TRY IT:
Within the entries below, find every line that has the string "Normalized", then copy it.

________

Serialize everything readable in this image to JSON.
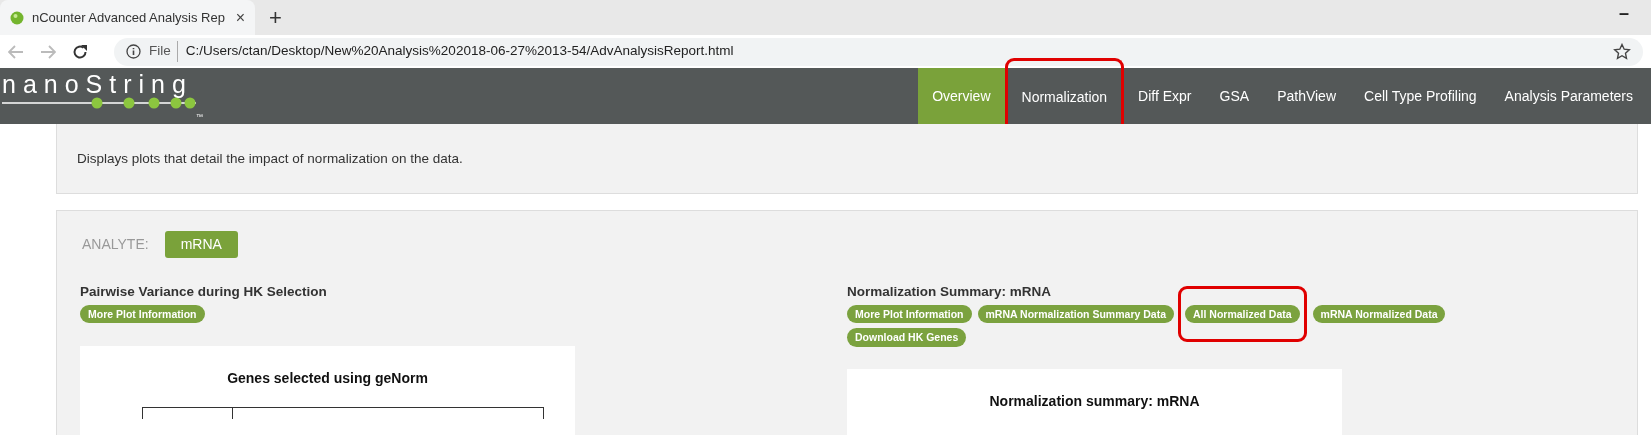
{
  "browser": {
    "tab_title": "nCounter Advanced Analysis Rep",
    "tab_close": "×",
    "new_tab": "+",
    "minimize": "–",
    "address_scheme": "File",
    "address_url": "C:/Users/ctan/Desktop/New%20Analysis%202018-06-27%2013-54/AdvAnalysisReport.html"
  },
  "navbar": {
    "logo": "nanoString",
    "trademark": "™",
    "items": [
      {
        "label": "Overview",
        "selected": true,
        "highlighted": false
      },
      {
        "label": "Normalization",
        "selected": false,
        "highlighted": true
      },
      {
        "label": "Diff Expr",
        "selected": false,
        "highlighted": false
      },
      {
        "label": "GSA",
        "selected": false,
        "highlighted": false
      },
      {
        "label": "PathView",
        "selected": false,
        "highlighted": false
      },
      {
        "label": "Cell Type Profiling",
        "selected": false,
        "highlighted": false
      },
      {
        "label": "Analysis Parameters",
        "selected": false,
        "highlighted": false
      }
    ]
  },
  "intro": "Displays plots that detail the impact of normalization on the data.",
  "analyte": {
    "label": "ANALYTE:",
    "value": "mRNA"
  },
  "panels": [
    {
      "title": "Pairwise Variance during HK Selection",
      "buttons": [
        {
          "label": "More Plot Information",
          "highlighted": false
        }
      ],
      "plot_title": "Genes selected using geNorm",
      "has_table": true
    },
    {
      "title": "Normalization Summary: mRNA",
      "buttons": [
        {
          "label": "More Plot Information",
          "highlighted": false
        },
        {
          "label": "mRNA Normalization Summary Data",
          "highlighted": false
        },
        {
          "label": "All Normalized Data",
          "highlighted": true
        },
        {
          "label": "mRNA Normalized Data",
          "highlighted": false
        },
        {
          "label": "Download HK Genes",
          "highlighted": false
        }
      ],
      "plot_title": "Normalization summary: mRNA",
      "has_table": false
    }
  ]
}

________

ANSWER TO THE PROBLEM:
          "label": "All Normalized Data",
          "label": "mRNA Normalized Data",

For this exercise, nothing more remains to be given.